Creator: Zachara, John M.; Bertsch, Paul M. & Serne, Jeffrey R.
Partner: UNT Libraries Government Documents Department

Linking Chemical Speciation, Desorption Kinetics, and Bioavailability of U and Ni in Aged-Contaminated Sediments: A Scientific Basis for Natural Attenuation and Risk Assessment

Description: The extent to which heavy metals and radionuclides pose an environmental hazard depends on their potential for release to and transport in the environment, i.e., environmental availability, and their potential for introduction into biological systems, i.e., bioavailability. Although there exists a substantial body of literature pertaining to the fate, distribution, and bioavailability of contaminant metals in model laboratory systems, few studies have examined the biogeochemical cycling of heavy metals in complex aged-contaminated soils and sediments at a fundamental level. Even fewer have coupled detailed information on chemical speciation from state-of-the-art microscopic analytical and spectroscopic techniques with macroscopic observations obtained using indirect chemical extractions, metal desorption and leaching experiments, and biological uptake and toxicity assays.
Date: June 1, 2003
Creator: Bertsch, Paul M.; Sowder, Andrew & Jackson, Brian
Partner: UNT Libraries Government Documents Department

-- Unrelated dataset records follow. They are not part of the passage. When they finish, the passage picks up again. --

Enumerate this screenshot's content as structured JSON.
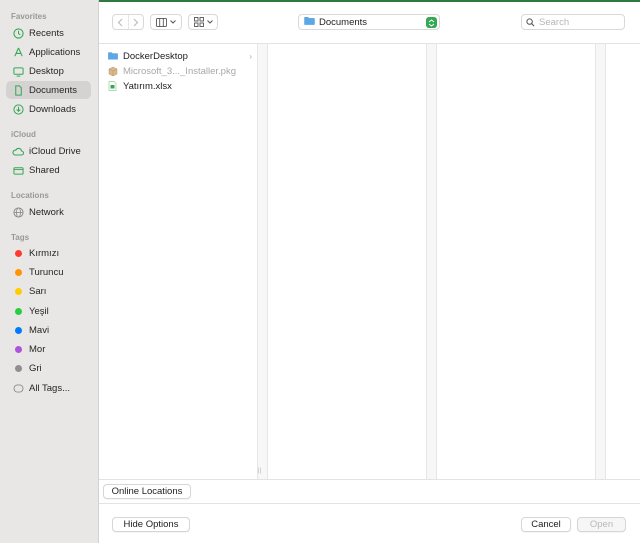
{
  "sidebar": {
    "favorites_header": "Favorites",
    "favorites": [
      {
        "label": "Recents",
        "icon": "clock-icon"
      },
      {
        "label": "Applications",
        "icon": "applications-icon"
      },
      {
        "label": "Desktop",
        "icon": "desktop-icon"
      },
      {
        "label": "Documents",
        "icon": "document-icon",
        "selected": true
      },
      {
        "label": "Downloads",
        "icon": "download-icon"
      }
    ],
    "icloud_header": "iCloud",
    "icloud": [
      {
        "label": "iCloud Drive",
        "icon": "cloud-icon"
      },
      {
        "label": "Shared",
        "icon": "shared-folder-icon"
      }
    ],
    "locations_header": "Locations",
    "locations": [
      {
        "label": "Network",
        "icon": "globe-icon"
      }
    ],
    "tags_header": "Tags",
    "tags": [
      {
        "label": "Kırmızı",
        "color": "#ff3b30"
      },
      {
        "label": "Turuncu",
        "color": "#ff9500"
      },
      {
        "label": "Sarı",
        "color": "#ffcc00"
      },
      {
        "label": "Yeşil",
        "color": "#28cd41"
      },
      {
        "label": "Mavi",
        "color": "#007aff"
      },
      {
        "label": "Mor",
        "color": "#af52de"
      },
      {
        "label": "Gri",
        "color": "#8e8e93"
      }
    ],
    "all_tags": "All Tags..."
  },
  "toolbar": {
    "path_label": "Documents",
    "search_placeholder": "Search"
  },
  "files": [
    {
      "name": "DockerDesktop",
      "type": "folder",
      "has_children": true
    },
    {
      "name": "Microsoft_3..._Installer.pkg",
      "type": "package",
      "dimmed": true
    },
    {
      "name": "Yatırım.xlsx",
      "type": "spreadsheet"
    }
  ],
  "bottom": {
    "online_locations": "Online Locations",
    "hide_options": "Hide Options",
    "cancel": "Cancel",
    "open": "Open"
  },
  "colors": {
    "accent_green": "#34a853",
    "folder_blue": "#5aa8e8",
    "sidebar_bg": "#e9e7e6"
  }
}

Mineral Surface Processes Responsible for the Decreased Retardation or Enhanced Mobilization of {sub 137}Cs from HLW Tank Discharges

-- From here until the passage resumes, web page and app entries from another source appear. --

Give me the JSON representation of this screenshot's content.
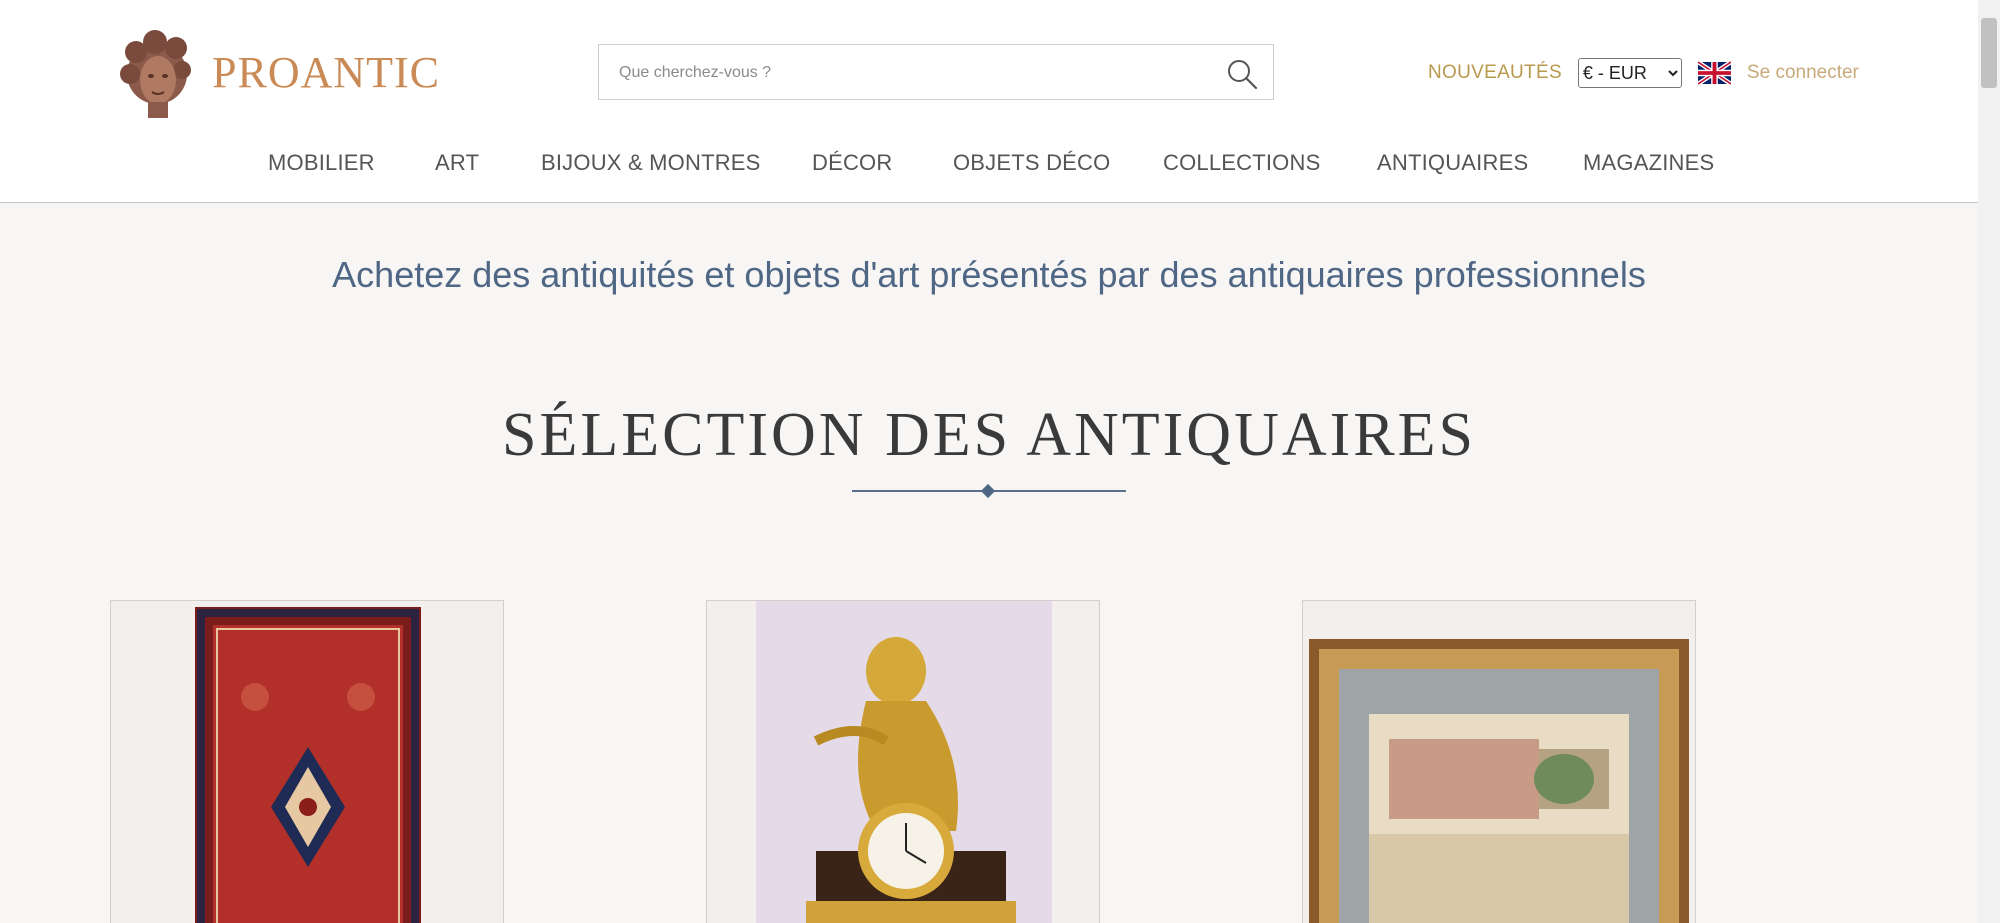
{
  "brand": {
    "name": "PROANTIC",
    "logo_icon": "medusa-head-icon",
    "accent": "#c98a55"
  },
  "search": {
    "placeholder": "Que cherchez-vous ?",
    "value": "",
    "icon": "search-icon"
  },
  "top_right": {
    "new_label": "NOUVEAUTÉS",
    "currency_selected": "€ - EUR",
    "language_flag": "uk-flag-icon",
    "login_label": "Se connecter"
  },
  "nav": {
    "items": [
      {
        "label": "MOBILIER"
      },
      {
        "label": "ART"
      },
      {
        "label": "BIJOUX & MONTRES"
      },
      {
        "label": "DÉCOR"
      },
      {
        "label": "OBJETS DÉCO"
      },
      {
        "label": "COLLECTIONS"
      },
      {
        "label": "ANTIQUAIRES"
      },
      {
        "label": "MAGAZINES"
      }
    ]
  },
  "tagline": "Achetez des antiquités et objets d'art présentés par des antiquaires professionnels",
  "selection": {
    "title": "SÉLECTION DES ANTIQUAIRES",
    "cards": [
      {
        "image": "persian-rug-image"
      },
      {
        "image": "gilt-bronze-clock-image"
      },
      {
        "image": "framed-engraving-image"
      }
    ]
  },
  "colors": {
    "nav_text": "#555555",
    "tagline": "#4f6785",
    "gold_link": "#b9994d",
    "login_link": "#c9a97a"
  }
}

Description: Experimental research will determine how the sorption chemistry of Cs on Hanford vadose zone sediments changes after contact with solutions characteristic of high-level tank wastes (HLW). Our central hypothesis is that the high ionic-strength of tank wastes (i.e., > 5 mol/L NaNO3) will suppress all surface-exchange reactions of Cs, except those to the highly selective frayed edge sites (FES) of the micaceous fraction. We further speculate that the concentrations, ion selectivity, and structural aspects of the FES will change after contact with the harsh chemical conditions of HLW and these changes will be manifest in the macroscopic sorption behavior of Cs. We believe that migration predictions of Cs can be improved substantially if such changes are understood and quantified.
Date: June 1, 2000
Creator: Zachara, John M.; Serne, R. Jeffrey; Ellis, Paul D. & Bertsch, Paul M.
Partner: UNT Libraries Government Documents Department